New research published in the Clinical Medicine journal shows marketing has a significant influence on young people.
Evidence from 13 studies of more than 38,000 young people demonstrates that alcohol advertising affects uptake of drinking and also encourages heavier drinking.
Dr. Peter Anderson, a consultant in public health in Girona, Spain, and author of the article, urged policymakers to do more to protect vulnerable groups such as children and adolescents.
"Banning advertising that appeals to young people would lessen the attraction of drinking for children and adolescents. An EU-wide ban could prevent 5% of all alcohol-related ill health," he said.
Monika Kosinska, secretary-general of the European Public Health Alliance (EPHA) believes that a multi-pronged approach is needed in order to address the issue of alcohol-related harm.
"The European Union needs to take urgent action to reduce the health harms of alcohol misuse.
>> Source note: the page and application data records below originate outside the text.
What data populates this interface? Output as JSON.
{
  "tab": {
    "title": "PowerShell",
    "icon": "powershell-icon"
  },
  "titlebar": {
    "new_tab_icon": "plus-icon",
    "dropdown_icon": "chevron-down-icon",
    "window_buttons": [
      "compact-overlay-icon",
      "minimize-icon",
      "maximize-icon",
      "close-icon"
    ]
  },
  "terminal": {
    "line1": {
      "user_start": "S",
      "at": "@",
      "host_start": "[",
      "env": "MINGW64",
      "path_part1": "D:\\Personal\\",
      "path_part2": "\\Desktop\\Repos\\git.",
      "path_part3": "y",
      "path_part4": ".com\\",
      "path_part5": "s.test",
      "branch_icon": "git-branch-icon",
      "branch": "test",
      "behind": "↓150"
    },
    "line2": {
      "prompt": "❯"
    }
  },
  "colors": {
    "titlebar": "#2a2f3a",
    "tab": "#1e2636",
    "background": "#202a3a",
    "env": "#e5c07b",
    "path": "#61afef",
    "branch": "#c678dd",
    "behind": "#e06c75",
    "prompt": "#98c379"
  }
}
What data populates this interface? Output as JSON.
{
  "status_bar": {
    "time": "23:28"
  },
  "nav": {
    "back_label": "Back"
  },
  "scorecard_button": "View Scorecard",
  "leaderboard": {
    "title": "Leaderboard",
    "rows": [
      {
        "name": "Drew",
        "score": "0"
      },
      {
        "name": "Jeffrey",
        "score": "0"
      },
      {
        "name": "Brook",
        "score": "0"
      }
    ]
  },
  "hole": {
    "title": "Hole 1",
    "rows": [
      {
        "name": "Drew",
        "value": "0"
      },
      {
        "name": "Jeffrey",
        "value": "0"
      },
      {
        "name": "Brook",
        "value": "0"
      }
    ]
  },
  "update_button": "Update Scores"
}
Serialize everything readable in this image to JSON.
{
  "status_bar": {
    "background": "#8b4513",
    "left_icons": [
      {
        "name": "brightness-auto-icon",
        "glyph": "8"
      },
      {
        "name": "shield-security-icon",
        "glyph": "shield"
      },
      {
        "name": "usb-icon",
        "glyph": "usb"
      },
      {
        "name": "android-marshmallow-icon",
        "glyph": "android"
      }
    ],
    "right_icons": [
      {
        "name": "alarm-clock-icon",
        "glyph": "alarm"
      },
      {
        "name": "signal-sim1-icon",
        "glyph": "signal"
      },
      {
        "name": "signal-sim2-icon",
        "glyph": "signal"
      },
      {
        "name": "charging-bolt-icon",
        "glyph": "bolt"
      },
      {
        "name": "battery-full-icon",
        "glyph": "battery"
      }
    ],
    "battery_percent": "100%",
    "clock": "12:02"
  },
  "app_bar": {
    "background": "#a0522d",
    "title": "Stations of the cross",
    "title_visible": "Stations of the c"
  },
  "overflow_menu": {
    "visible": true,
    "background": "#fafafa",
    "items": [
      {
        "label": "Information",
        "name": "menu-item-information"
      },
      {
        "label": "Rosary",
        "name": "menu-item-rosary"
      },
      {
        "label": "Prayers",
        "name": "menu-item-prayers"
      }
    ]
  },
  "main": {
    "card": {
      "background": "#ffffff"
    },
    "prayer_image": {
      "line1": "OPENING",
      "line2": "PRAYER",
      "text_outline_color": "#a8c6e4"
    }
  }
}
An EU strategy must take into account the role of both promotion and pricing on levels of consumption and should not fail to address the issue of third-party harm," she said.
The European Forum for Responsible Drinking (EFRD), an industry group working for safer alcohol consumption, last month published new guidelines for its members on online marketing of spirits.
The code of conduct says drinks companies should not target promotional activities at minors and avoid using cartoons and sporting figures that might be attractive to young people.
EFRD Chairwoman Elizabeth Crossick told EurActiv in an interview that the drinks industry could regulate itself and has been working to keep up to date with developments in digital mobile media (EurActiv 11/03/09).